━━ Entries supplied ━━
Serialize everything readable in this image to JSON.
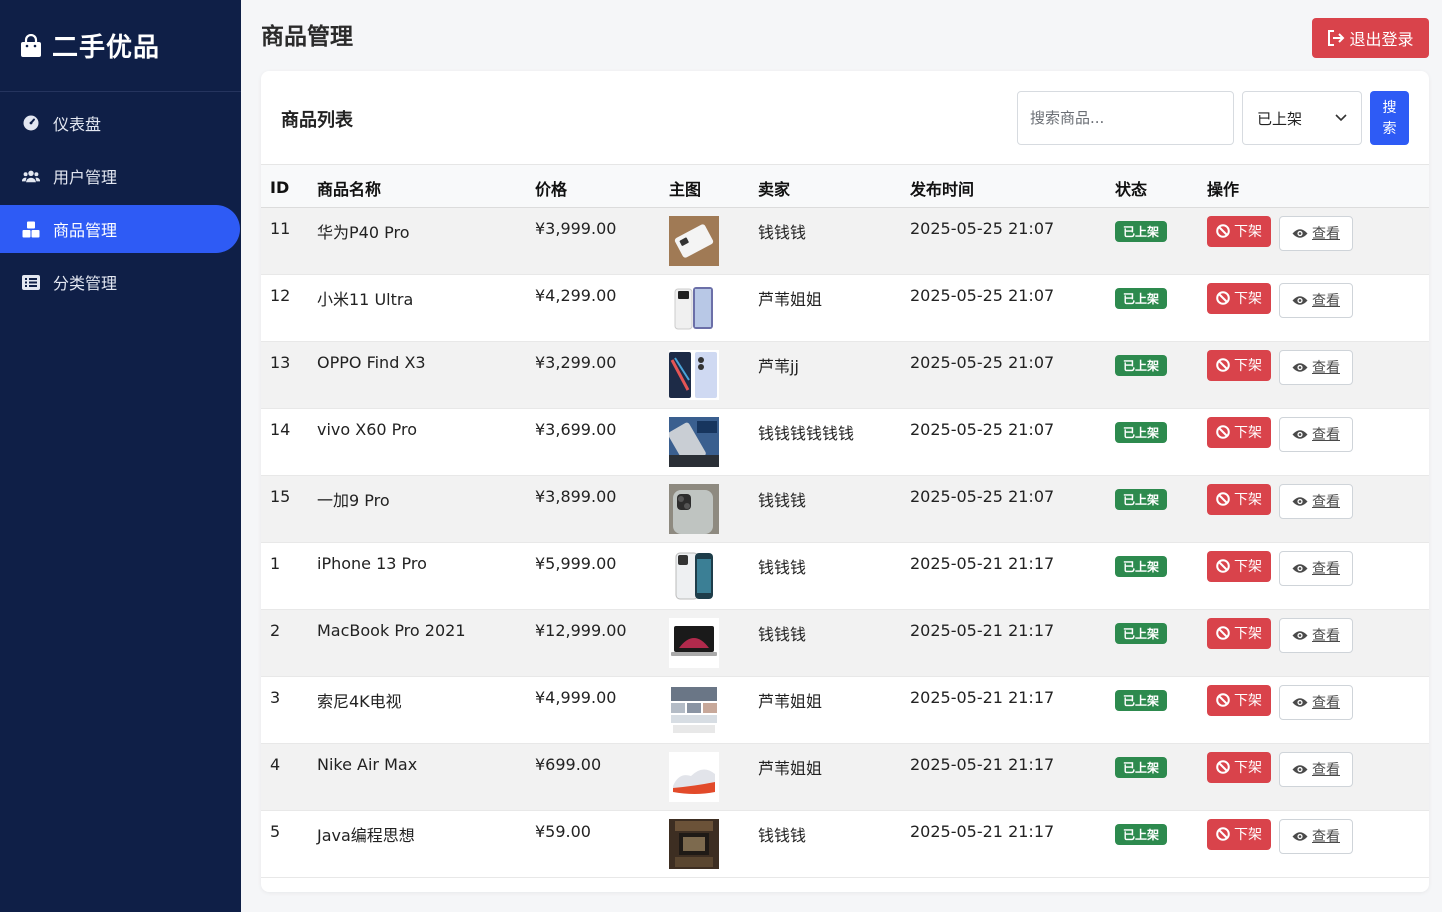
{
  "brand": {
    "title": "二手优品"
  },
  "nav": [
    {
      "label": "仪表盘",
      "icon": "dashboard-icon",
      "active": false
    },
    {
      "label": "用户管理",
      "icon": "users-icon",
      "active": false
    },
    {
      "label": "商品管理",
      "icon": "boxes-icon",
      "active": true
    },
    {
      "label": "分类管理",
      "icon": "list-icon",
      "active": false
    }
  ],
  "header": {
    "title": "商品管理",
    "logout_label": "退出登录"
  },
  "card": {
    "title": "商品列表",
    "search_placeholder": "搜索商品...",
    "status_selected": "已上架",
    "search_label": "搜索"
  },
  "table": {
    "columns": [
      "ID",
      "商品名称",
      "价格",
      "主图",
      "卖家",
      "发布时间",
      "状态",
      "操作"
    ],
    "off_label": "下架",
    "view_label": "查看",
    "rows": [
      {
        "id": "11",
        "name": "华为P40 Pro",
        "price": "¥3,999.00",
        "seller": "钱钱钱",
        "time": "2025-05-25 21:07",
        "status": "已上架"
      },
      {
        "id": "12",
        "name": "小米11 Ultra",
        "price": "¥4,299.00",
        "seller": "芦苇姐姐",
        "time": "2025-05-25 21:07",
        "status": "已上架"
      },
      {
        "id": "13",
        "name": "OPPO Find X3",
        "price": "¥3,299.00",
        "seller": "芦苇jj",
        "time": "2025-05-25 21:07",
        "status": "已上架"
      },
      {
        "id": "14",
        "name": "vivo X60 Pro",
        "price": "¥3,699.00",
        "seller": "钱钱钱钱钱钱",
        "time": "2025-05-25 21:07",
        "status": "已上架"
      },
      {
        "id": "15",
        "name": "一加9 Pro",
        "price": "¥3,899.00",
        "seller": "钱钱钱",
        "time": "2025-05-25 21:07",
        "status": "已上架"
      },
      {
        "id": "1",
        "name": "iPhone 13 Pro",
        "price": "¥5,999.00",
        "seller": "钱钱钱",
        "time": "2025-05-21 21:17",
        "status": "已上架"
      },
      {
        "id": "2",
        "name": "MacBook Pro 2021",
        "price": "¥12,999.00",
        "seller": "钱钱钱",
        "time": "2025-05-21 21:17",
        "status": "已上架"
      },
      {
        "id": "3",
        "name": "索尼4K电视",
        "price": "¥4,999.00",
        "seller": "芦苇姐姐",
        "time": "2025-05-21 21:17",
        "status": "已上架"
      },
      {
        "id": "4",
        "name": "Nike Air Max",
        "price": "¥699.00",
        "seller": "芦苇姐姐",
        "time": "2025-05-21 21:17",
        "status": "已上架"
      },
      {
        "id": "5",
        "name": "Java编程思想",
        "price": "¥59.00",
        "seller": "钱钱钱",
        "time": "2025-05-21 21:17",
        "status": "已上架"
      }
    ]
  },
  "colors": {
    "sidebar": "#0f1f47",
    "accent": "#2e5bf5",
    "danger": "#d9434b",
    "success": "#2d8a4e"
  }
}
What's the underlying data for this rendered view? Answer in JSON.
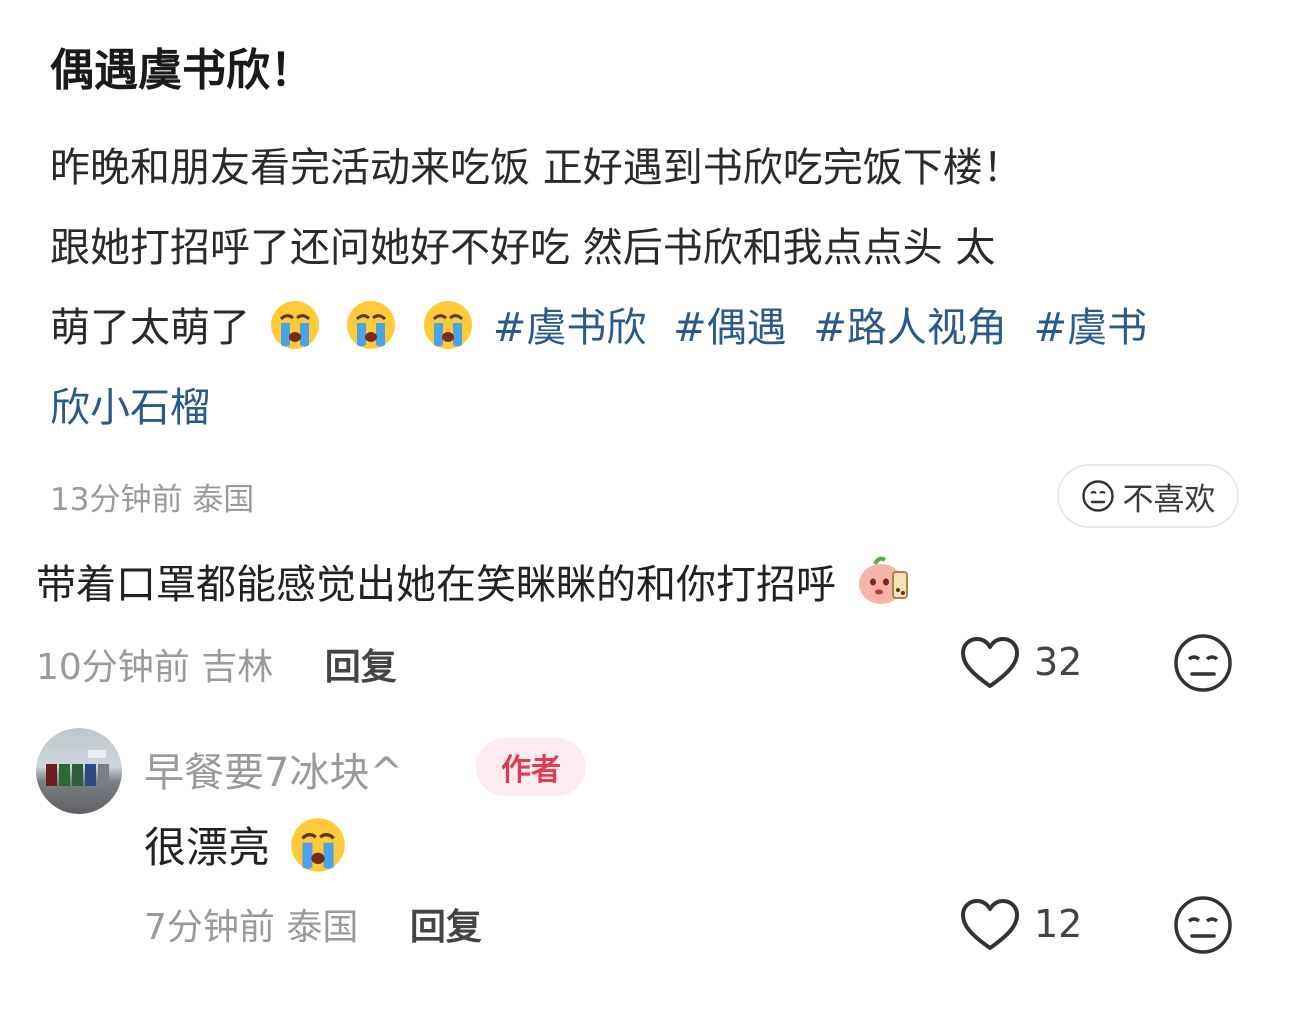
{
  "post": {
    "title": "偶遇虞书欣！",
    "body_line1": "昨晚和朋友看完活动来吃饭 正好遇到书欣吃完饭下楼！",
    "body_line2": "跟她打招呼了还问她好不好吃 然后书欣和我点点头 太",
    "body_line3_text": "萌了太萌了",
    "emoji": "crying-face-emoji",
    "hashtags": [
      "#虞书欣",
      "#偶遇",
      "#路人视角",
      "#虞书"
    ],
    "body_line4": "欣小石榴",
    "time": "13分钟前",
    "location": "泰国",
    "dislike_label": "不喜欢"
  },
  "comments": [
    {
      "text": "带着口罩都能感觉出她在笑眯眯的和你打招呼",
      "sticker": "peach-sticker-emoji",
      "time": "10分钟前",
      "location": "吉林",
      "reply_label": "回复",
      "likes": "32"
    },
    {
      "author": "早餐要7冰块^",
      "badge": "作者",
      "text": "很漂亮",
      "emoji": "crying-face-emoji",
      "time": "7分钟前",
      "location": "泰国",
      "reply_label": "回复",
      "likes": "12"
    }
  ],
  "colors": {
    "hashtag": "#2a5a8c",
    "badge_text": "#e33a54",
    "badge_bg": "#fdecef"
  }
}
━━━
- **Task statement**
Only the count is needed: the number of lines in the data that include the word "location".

- **Reply to the exercise**
3